■ PROBLEM STATEMENT ■
Here the job is to retype the data word for word while leaving the pictures aside.

====

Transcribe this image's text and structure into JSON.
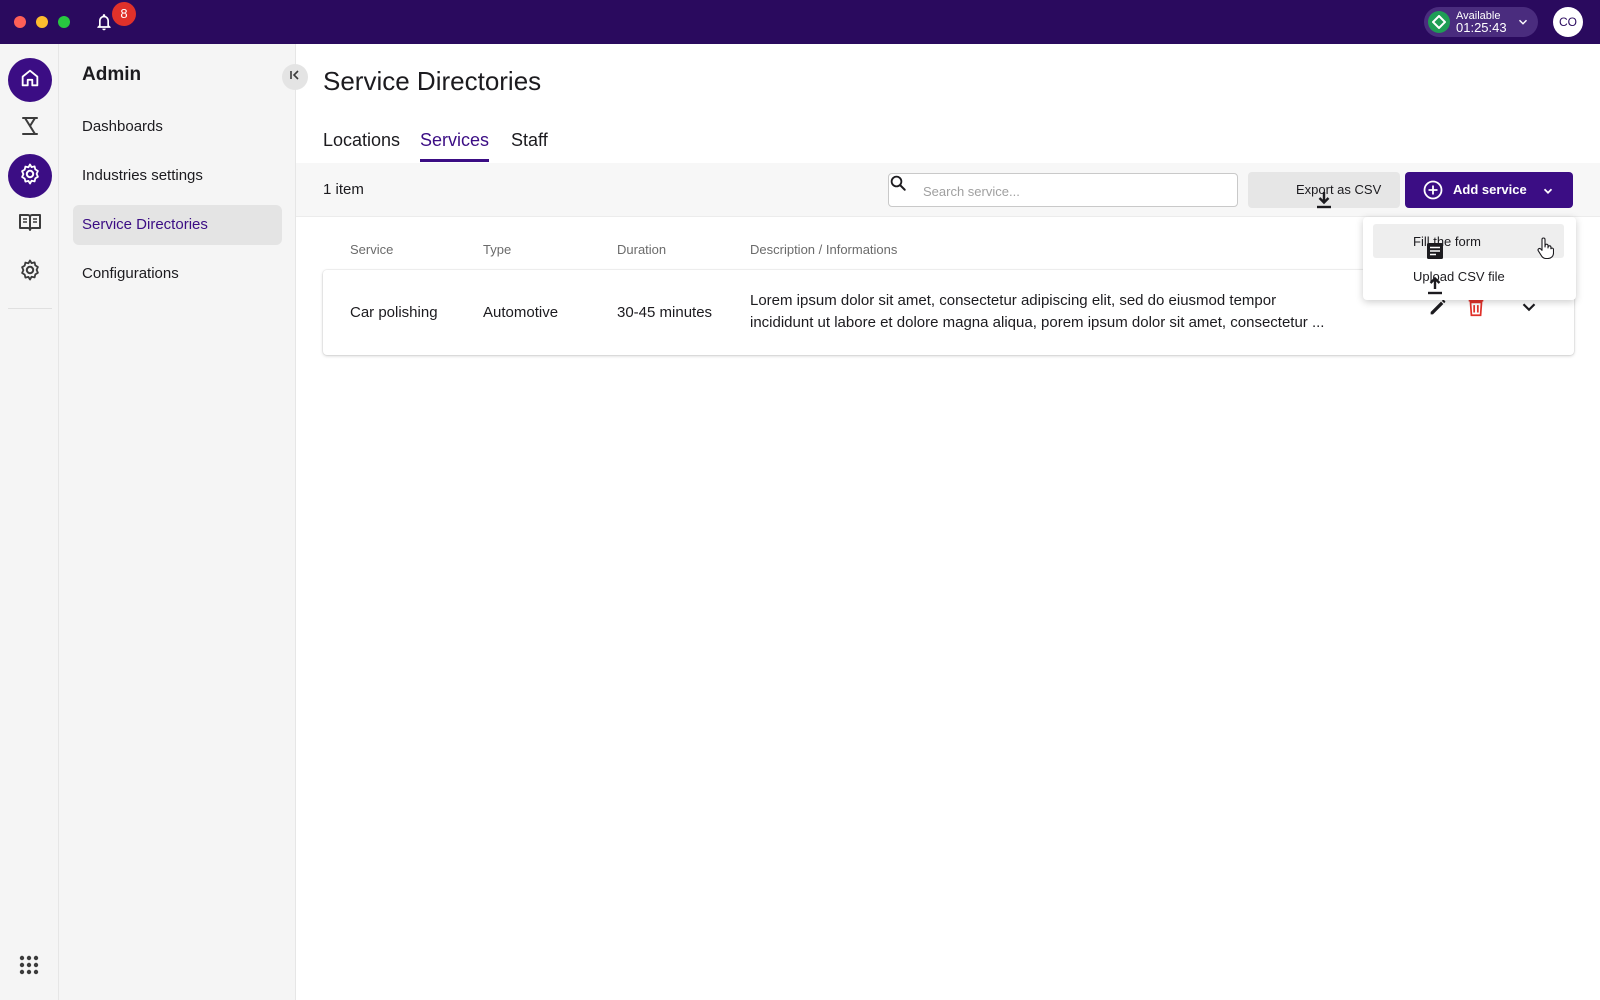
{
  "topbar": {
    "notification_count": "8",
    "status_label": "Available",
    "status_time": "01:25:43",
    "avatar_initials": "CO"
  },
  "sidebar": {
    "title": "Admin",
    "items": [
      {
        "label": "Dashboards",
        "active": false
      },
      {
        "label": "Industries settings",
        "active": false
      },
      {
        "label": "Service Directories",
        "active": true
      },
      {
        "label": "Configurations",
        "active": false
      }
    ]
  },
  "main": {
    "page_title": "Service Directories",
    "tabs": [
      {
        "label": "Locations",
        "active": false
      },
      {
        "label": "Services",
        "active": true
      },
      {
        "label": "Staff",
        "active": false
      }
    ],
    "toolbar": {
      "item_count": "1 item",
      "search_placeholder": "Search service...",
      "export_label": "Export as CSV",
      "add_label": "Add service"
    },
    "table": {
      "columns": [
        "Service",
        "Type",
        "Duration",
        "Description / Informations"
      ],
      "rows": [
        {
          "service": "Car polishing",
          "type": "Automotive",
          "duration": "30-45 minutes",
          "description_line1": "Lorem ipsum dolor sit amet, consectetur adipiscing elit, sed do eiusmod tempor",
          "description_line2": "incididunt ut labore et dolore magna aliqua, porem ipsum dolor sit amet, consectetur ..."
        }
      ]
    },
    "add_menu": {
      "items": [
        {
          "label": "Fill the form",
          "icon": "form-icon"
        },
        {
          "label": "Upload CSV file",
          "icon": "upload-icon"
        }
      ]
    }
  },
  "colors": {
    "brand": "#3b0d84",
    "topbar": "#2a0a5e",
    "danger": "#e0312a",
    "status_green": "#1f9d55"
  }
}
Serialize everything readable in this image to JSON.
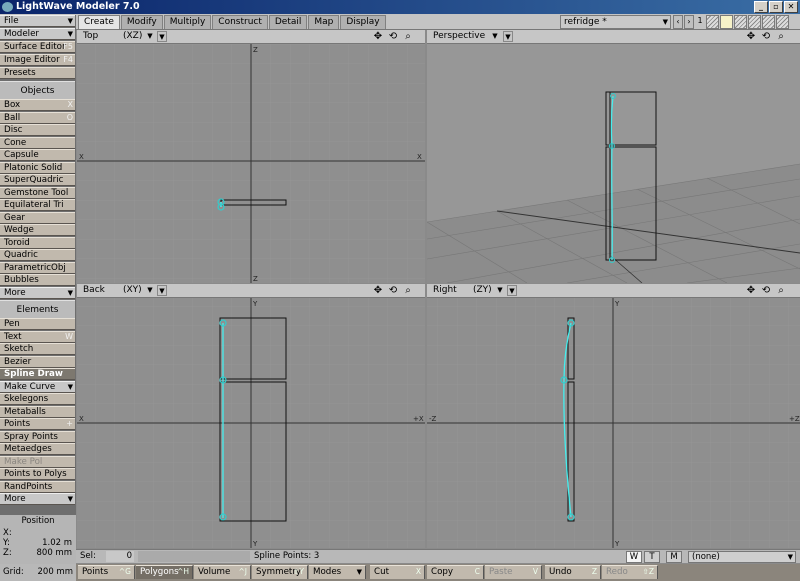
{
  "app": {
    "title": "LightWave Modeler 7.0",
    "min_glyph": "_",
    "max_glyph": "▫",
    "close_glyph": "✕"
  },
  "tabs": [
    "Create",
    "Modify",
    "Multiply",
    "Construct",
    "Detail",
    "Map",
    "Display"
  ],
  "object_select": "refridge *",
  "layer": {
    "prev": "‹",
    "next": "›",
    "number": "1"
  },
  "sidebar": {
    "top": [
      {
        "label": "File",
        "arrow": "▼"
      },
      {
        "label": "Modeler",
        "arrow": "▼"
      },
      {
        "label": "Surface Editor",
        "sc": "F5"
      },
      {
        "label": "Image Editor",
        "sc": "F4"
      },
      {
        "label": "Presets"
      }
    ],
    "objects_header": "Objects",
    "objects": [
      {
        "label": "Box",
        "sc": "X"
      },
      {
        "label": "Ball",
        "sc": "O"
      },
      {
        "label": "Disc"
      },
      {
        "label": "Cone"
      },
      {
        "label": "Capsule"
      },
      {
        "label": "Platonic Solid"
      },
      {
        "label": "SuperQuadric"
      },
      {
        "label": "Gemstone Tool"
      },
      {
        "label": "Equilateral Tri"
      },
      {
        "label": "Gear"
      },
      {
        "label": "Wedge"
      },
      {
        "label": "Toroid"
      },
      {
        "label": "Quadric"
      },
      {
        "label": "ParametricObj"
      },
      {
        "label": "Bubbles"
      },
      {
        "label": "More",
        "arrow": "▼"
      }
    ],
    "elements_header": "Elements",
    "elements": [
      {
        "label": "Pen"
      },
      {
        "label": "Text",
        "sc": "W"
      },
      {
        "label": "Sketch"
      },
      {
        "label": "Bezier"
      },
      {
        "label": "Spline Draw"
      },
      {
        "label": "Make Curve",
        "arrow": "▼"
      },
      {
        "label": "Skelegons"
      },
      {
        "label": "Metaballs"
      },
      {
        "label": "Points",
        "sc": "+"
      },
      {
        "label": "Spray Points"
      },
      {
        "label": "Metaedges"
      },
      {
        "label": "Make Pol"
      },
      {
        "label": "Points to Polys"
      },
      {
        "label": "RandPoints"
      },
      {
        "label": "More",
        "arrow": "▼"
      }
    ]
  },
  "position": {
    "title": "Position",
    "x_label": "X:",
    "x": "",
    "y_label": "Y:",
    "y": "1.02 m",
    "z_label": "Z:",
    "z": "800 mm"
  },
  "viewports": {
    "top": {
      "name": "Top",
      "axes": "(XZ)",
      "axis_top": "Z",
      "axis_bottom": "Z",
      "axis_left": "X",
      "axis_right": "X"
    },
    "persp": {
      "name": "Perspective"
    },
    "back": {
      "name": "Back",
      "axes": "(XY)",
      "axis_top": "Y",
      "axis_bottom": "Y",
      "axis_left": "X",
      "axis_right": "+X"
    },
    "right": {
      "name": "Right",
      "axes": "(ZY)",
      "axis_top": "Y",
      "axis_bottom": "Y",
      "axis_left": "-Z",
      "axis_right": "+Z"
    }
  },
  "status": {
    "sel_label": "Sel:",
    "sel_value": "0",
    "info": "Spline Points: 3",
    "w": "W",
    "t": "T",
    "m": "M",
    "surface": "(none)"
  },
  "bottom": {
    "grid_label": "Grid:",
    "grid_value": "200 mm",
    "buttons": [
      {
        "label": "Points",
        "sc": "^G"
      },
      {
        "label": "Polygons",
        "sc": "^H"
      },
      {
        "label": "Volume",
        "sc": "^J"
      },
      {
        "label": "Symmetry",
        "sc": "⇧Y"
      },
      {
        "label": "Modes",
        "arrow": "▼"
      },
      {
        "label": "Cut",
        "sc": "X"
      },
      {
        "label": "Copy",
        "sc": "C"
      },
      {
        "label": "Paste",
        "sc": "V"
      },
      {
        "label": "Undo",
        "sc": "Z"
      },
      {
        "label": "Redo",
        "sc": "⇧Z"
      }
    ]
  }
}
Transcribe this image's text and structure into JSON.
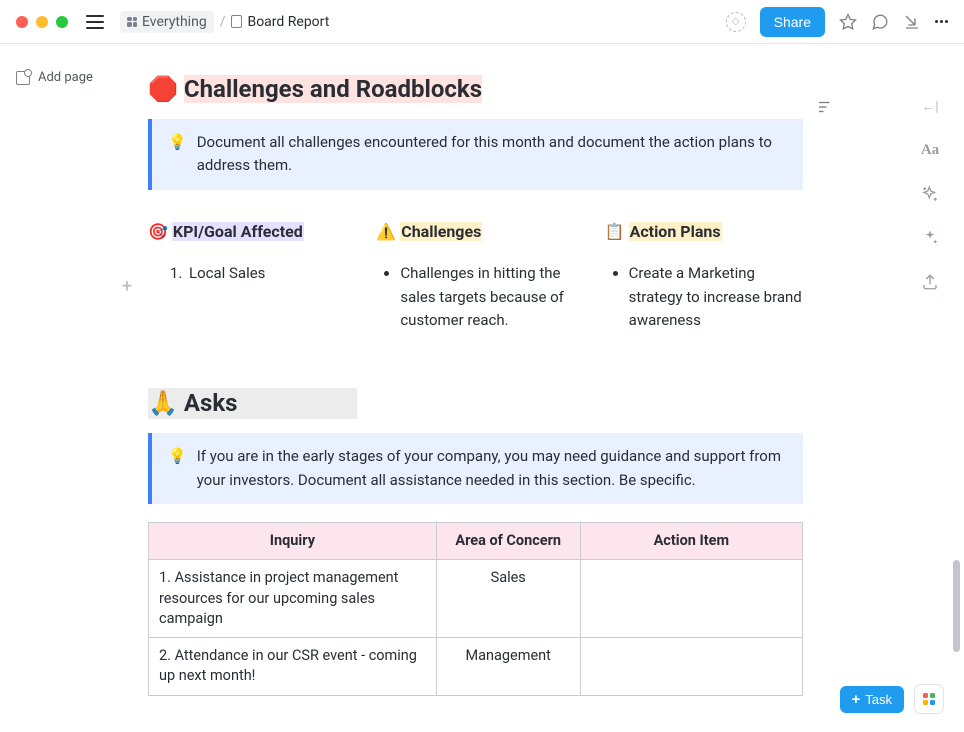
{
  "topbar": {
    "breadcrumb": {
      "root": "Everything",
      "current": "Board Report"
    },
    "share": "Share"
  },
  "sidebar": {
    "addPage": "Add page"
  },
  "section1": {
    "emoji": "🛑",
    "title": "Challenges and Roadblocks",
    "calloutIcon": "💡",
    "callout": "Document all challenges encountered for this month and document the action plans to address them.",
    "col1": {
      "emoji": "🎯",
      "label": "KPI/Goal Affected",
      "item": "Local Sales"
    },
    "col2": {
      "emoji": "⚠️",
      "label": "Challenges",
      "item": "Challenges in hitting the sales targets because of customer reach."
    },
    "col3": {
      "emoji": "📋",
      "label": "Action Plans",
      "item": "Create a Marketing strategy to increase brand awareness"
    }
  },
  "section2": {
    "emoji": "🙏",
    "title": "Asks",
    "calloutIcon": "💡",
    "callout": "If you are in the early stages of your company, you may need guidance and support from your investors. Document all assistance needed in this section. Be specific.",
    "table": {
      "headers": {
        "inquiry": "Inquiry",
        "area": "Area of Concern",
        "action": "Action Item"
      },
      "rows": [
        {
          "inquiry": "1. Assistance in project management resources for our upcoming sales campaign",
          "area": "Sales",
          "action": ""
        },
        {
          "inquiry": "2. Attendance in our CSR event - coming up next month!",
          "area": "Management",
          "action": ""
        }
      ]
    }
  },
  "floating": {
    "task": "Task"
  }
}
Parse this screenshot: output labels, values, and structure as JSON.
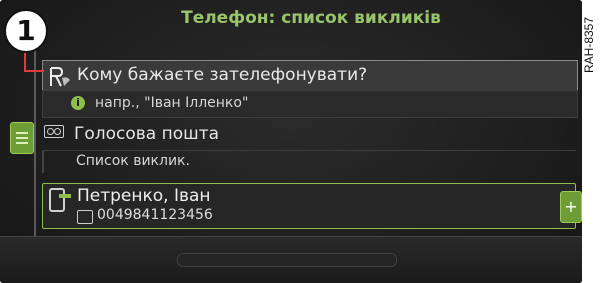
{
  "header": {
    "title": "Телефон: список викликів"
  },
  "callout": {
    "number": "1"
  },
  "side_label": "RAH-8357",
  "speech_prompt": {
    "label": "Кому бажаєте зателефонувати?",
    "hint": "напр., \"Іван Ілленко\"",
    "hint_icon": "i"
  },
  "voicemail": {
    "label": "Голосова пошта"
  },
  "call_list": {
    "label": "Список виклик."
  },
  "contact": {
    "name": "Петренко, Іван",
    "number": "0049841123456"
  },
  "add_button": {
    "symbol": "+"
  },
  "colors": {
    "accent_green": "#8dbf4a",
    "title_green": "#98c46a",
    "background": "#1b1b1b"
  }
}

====

■ WORKED SOLUTION ■
Transcribe this image's text and structure into JSON.
{
  "topbar": {
    "notification_count": "8",
    "status_label": "Available",
    "status_time": "01:25:43",
    "avatar_initials": "CO"
  },
  "sidebar": {
    "title": "Admin",
    "items": [
      {
        "label": "Dashboards",
        "active": false
      },
      {
        "label": "Industries settings",
        "active": false
      },
      {
        "label": "Service Directories",
        "active": true
      },
      {
        "label": "Configurations",
        "active": false
      }
    ]
  },
  "main": {
    "page_title": "Service Directories",
    "tabs": [
      {
        "label": "Locations",
        "active": false
      },
      {
        "label": "Services",
        "active": true
      },
      {
        "label": "Staff",
        "active": false
      }
    ],
    "toolbar": {
      "item_count": "1 item",
      "search_placeholder": "Search service...",
      "export_label": "Export as CSV",
      "add_label": "Add service"
    },
    "table": {
      "columns": [
        "Service",
        "Type",
        "Duration",
        "Description / Informations"
      ],
      "rows": [
        {
          "service": "Car polishing",
          "type": "Automotive",
          "duration": "30-45 minutes",
          "description_line1": "Lorem ipsum dolor sit amet, consectetur adipiscing elit, sed do eiusmod tempor",
          "description_line2": "incididunt ut labore et dolore magna aliqua, porem ipsum dolor sit amet, consectetur ..."
        }
      ]
    },
    "add_menu": {
      "items": [
        {
          "label": "Fill the form",
          "icon": "form-icon"
        },
        {
          "label": "Upload CSV file",
          "icon": "upload-icon"
        }
      ]
    }
  },
  "colors": {
    "brand": "#3b0d84",
    "topbar": "#2a0a5e",
    "danger": "#e0312a",
    "status_green": "#1f9d55"
  }
}
Serialize everything readable in this image to JSON.
{
  "app": {
    "title": "LightWave Modeler 7.0",
    "min_glyph": "_",
    "max_glyph": "▫",
    "close_glyph": "✕"
  },
  "tabs": [
    "Create",
    "Modify",
    "Multiply",
    "Construct",
    "Detail",
    "Map",
    "Display"
  ],
  "object_select": "refridge *",
  "layer": {
    "prev": "‹",
    "next": "›",
    "number": "1"
  },
  "sidebar": {
    "top": [
      {
        "label": "File",
        "arrow": "▼"
      },
      {
        "label": "Modeler",
        "arrow": "▼"
      },
      {
        "label": "Surface Editor",
        "sc": "F5"
      },
      {
        "label": "Image Editor",
        "sc": "F4"
      },
      {
        "label": "Presets"
      }
    ],
    "objects_header": "Objects",
    "objects": [
      {
        "label": "Box",
        "sc": "X"
      },
      {
        "label": "Ball",
        "sc": "O"
      },
      {
        "label": "Disc"
      },
      {
        "label": "Cone"
      },
      {
        "label": "Capsule"
      },
      {
        "label": "Platonic Solid"
      },
      {
        "label": "SuperQuadric"
      },
      {
        "label": "Gemstone Tool"
      },
      {
        "label": "Equilateral Tri"
      },
      {
        "label": "Gear"
      },
      {
        "label": "Wedge"
      },
      {
        "label": "Toroid"
      },
      {
        "label": "Quadric"
      },
      {
        "label": "ParametricObj"
      },
      {
        "label": "Bubbles"
      },
      {
        "label": "More",
        "arrow": "▼"
      }
    ],
    "elements_header": "Elements",
    "elements": [
      {
        "label": "Pen"
      },
      {
        "label": "Text",
        "sc": "W"
      },
      {
        "label": "Sketch"
      },
      {
        "label": "Bezier"
      },
      {
        "label": "Spline Draw"
      },
      {
        "label": "Make Curve",
        "arrow": "▼"
      },
      {
        "label": "Skelegons"
      },
      {
        "label": "Metaballs"
      },
      {
        "label": "Points",
        "sc": "+"
      },
      {
        "label": "Spray Points"
      },
      {
        "label": "Metaedges"
      },
      {
        "label": "Make Pol"
      },
      {
        "label": "Points to Polys"
      },
      {
        "label": "RandPoints"
      },
      {
        "label": "More",
        "arrow": "▼"
      }
    ]
  },
  "position": {
    "title": "Position",
    "x_label": "X:",
    "x": "",
    "y_label": "Y:",
    "y": "1.02 m",
    "z_label": "Z:",
    "z": "800 mm"
  },
  "viewports": {
    "top": {
      "name": "Top",
      "axes": "(XZ)",
      "axis_top": "Z",
      "axis_bottom": "Z",
      "axis_left": "X",
      "axis_right": "X"
    },
    "persp": {
      "name": "Perspective"
    },
    "back": {
      "name": "Back",
      "axes": "(XY)",
      "axis_top": "Y",
      "axis_bottom": "Y",
      "axis_left": "X",
      "axis_right": "+X"
    },
    "right": {
      "name": "Right",
      "axes": "(ZY)",
      "axis_top": "Y",
      "axis_bottom": "Y",
      "axis_left": "-Z",
      "axis_right": "+Z"
    }
  },
  "status": {
    "sel_label": "Sel:",
    "sel_value": "0",
    "info": "Spline Points: 3",
    "w": "W",
    "t": "T",
    "m": "M",
    "surface": "(none)"
  },
  "bottom": {
    "grid_label": "Grid:",
    "grid_value": "200 mm",
    "buttons": [
      {
        "label": "Points",
        "sc": "^G"
      },
      {
        "label": "Polygons",
        "sc": "^H"
      },
      {
        "label": "Volume",
        "sc": "^J"
      },
      {
        "label": "Symmetry",
        "sc": "⇧Y"
      },
      {
        "label": "Modes",
        "arrow": "▼"
      },
      {
        "label": "Cut",
        "sc": "X"
      },
      {
        "label": "Copy",
        "sc": "C"
      },
      {
        "label": "Paste",
        "sc": "V"
      },
      {
        "label": "Undo",
        "sc": "Z"
      },
      {
        "label": "Redo",
        "sc": "⇧Z"
      }
    ]
  }
}
Transcribe this image's text and structure into JSON.
{
  "topbar": {
    "breadcrumb": {
      "root": "Everything",
      "current": "Board Report"
    },
    "share": "Share"
  },
  "sidebar": {
    "addPage": "Add page"
  },
  "section1": {
    "emoji": "🛑",
    "title": "Challenges and Roadblocks",
    "calloutIcon": "💡",
    "callout": "Document all challenges encountered for this month and document the action plans to address them.",
    "col1": {
      "emoji": "🎯",
      "label": "KPI/Goal Affected",
      "item": "Local Sales"
    },
    "col2": {
      "emoji": "⚠️",
      "label": "Challenges",
      "item": "Challenges in hitting the sales targets because of customer reach."
    },
    "col3": {
      "emoji": "📋",
      "label": "Action Plans",
      "item": "Create a Marketing strategy to increase brand awareness"
    }
  },
  "section2": {
    "emoji": "🙏",
    "title": "Asks",
    "calloutIcon": "💡",
    "callout": "If you are in the early stages of your company, you may need guidance and support from your investors. Document all assistance needed in this section. Be specific.",
    "table": {
      "headers": {
        "inquiry": "Inquiry",
        "area": "Area of Concern",
        "action": "Action Item"
      },
      "rows": [
        {
          "inquiry": "1. Assistance in project management resources for our upcoming sales campaign",
          "area": "Sales",
          "action": ""
        },
        {
          "inquiry": "2. Attendance in our CSR event - coming up next month!",
          "area": "Management",
          "action": ""
        }
      ]
    }
  },
  "floating": {
    "task": "Task"
  }
}
Parse this screenshot: output labels, values, and structure as JSON.
{
  "header": {
    "title": "Телефон: список викликів"
  },
  "callout": {
    "number": "1"
  },
  "side_label": "RAH-8357",
  "speech_prompt": {
    "label": "Кому бажаєте зателефонувати?",
    "hint": "напр., \"Іван Ілленко\"",
    "hint_icon": "i"
  },
  "voicemail": {
    "label": "Голосова пошта"
  },
  "call_list": {
    "label": "Список виклик."
  },
  "contact": {
    "name": "Петренко, Іван",
    "number": "0049841123456"
  },
  "add_button": {
    "symbol": "+"
  },
  "colors": {
    "accent_green": "#8dbf4a",
    "title_green": "#98c46a",
    "background": "#1b1b1b"
  }
}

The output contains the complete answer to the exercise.